→ WHAT YOU NEED TO DO
Every entry must be output exactly as it is written.

→ INPUT
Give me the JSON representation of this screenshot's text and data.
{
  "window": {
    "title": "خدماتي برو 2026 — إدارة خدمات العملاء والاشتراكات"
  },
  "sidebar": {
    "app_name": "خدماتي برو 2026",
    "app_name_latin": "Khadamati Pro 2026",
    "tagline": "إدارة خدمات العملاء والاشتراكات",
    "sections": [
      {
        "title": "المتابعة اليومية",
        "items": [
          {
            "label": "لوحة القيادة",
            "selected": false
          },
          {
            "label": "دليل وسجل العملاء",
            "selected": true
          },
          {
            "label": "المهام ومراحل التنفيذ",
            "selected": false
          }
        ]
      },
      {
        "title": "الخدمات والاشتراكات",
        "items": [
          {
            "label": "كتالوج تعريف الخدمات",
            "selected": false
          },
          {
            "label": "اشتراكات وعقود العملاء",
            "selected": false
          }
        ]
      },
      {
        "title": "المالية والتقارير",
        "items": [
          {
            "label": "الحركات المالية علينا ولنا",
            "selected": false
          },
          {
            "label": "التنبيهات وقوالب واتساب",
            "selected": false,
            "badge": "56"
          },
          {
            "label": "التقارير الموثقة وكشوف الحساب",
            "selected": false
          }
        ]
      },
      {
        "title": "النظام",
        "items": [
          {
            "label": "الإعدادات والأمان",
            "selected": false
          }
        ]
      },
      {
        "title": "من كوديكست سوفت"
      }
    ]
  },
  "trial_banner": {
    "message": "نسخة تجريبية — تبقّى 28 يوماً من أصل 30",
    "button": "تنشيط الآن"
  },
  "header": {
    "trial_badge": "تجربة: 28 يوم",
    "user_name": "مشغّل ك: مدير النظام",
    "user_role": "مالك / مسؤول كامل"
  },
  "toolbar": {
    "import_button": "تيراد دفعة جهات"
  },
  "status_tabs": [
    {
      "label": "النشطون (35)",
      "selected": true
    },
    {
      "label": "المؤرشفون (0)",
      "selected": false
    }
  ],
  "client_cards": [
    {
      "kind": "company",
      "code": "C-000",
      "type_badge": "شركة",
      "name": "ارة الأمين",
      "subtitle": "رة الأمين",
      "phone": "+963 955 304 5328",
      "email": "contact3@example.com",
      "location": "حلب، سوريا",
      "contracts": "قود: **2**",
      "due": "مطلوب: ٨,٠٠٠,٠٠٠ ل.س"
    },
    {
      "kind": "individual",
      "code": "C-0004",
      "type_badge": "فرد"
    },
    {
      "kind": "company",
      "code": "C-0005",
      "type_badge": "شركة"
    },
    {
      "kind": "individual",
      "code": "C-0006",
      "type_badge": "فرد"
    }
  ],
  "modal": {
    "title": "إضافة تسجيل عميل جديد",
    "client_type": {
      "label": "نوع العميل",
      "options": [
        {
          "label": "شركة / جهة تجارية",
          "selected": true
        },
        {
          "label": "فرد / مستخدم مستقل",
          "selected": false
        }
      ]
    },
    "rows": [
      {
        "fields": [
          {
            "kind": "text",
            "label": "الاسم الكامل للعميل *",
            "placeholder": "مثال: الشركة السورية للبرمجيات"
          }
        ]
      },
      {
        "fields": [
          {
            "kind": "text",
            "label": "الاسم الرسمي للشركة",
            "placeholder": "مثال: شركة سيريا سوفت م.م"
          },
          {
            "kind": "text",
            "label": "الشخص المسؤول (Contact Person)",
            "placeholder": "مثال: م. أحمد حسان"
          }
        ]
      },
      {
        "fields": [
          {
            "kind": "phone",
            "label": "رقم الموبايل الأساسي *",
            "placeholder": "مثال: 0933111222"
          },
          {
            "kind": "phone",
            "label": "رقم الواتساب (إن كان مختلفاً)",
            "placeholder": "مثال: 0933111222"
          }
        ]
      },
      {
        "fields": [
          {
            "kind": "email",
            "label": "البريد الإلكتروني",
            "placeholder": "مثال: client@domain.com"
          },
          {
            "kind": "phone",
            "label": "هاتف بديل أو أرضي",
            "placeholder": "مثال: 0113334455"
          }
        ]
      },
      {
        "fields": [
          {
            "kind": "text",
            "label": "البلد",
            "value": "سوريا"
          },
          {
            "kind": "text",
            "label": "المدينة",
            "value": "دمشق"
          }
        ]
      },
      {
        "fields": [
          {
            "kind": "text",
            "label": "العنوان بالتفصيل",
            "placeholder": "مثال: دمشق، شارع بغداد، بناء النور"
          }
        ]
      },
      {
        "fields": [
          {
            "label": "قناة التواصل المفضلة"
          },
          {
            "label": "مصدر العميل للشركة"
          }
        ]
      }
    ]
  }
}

→ EXERCISE OUTPUT
Give me the JSON representation of this screenshot's text and data.
{
  "window": {
    "title": "خدماتي برو 2026 — إدارة خدمات العملاء والاشتراكات"
  },
  "sidebar": {
    "app_name": "خدماتي برو 2026",
    "app_name_latin": "Khadamati Pro 2026",
    "tagline": "إدارة خدمات العملاء والاشتراكات",
    "sections": [
      {
        "title": "المتابعة اليومية",
        "items": [
          {
            "label": "لوحة القيادة",
            "selected": false
          },
          {
            "label": "دليل وسجل العملاء",
            "selected": true
          },
          {
            "label": "المهام ومراحل التنفيذ",
            "selected": false
          }
        ]
      },
      {
        "title": "الخدمات والاشتراكات",
        "items": [
          {
            "label": "كتالوج تعريف الخدمات",
            "selected": false
          },
          {
            "label": "اشتراكات وعقود العملاء",
            "selected": false
          }
        ]
      },
      {
        "title": "المالية والتقارير",
        "items": [
          {
            "label": "الحركات المالية علينا ولنا",
            "selected": false
          },
          {
            "label": "التنبيهات وقوالب واتساب",
            "selected": false,
            "badge": "56"
          },
          {
            "label": "التقارير الموثقة وكشوف الحساب",
            "selected": false
          }
        ]
      },
      {
        "title": "النظام",
        "items": [
          {
            "label": "الإعدادات والأمان",
            "selected": false
          }
        ]
      },
      {
        "title": "من كوديكست سوفت"
      }
    ]
  },
  "trial_banner": {
    "message": "نسخة تجريبية — تبقّى 28 يوماً من أصل 30",
    "button": "تنشيط الآن"
  },
  "header": {
    "trial_badge": "تجربة: 28 يوم",
    "user_name": "مشغّل ك: مدير النظام",
    "user_role": "مالك / مسؤول كامل"
  },
  "toolbar": {
    "import_button": "تيراد دفعة جهات"
  },
  "status_tabs": [
    {
      "label": "النشطون (35)",
      "selected": true
    },
    {
      "label": "المؤرشفون (0)",
      "selected": false
    }
  ],
  "client_cards": [
    {
      "kind": "company",
      "code": "C-000",
      "type_badge": "شركة",
      "name": "ارة الأمين",
      "subtitle": "رة الأمين",
      "phone": "+963 955 304 5328",
      "email": "contact3@example.com",
      "location": "حلب، سوريا",
      "contracts": "قود: **2**",
      "due": "مطلوب: ٨,٠٠٠,٠٠٠ ل.س"
    },
    {
      "kind": "individual",
      "code": "C-0004",
      "type_badge": "فرد"
    },
    {
      "kind": "company",
      "code": "C-0005",
      "type_badge": "شركة"
    },
    {
      "kind": "individual",
      "code": "C-0006",
      "type_badge": "فرد"
    }
  ],
  "modal": {
    "title": "إضافة تسجيل عميل جديد",
    "client_type": {
      "label": "نوع العميل",
      "options": [
        {
          "label": "شركة / جهة تجارية",
          "selected": true
        },
        {
          "label": "فرد / مستخدم مستقل",
          "selected": false
        }
      ]
    },
    "rows": [
      {
        "fields": [
          {
            "kind": "text",
            "label": "الاسم الكامل للعميل *",
            "placeholder": "مثال: الشركة السورية للبرمجيات"
          }
        ]
      },
      {
        "fields": [
          {
            "kind": "text",
            "label": "الاسم الرسمي للشركة",
            "placeholder": "مثال: شركة سيريا سوفت م.م"
          },
          {
            "kind": "text",
            "label": "الشخص المسؤول (Contact Person)",
            "placeholder": "مثال: م. أحمد حسان"
          }
        ]
      },
      {
        "fields": [
          {
            "kind": "phone",
            "label": "رقم الموبايل الأساسي *",
            "placeholder": "مثال: 0933111222"
          },
          {
            "kind": "phone",
            "label": "رقم الواتساب (إن كان مختلفاً)",
            "placeholder": "مثال: 0933111222"
          }
        ]
      },
      {
        "fields": [
          {
            "kind": "email",
            "label": "البريد الإلكتروني",
            "placeholder": "مثال: client@domain.com"
          },
          {
            "kind": "phone",
            "label": "هاتف بديل أو أرضي",
            "placeholder": "مثال: 0113334455"
          }
        ]
      },
      {
        "fields": [
          {
            "kind": "text",
            "label": "البلد",
            "value": "سوريا"
          },
          {
            "kind": "text",
            "label": "المدينة",
            "value": "دمشق"
          }
        ]
      },
      {
        "fields": [
          {
            "kind": "text",
            "label": "العنوان بالتفصيل",
            "placeholder": "مثال: دمشق، شارع بغداد، بناء النور"
          }
        ]
      },
      {
        "fields": [
          {
            "label": "قناة التواصل المفضلة"
          },
          {
            "label": "مصدر العميل للشركة"
          }
        ]
      }
    ]
  }
}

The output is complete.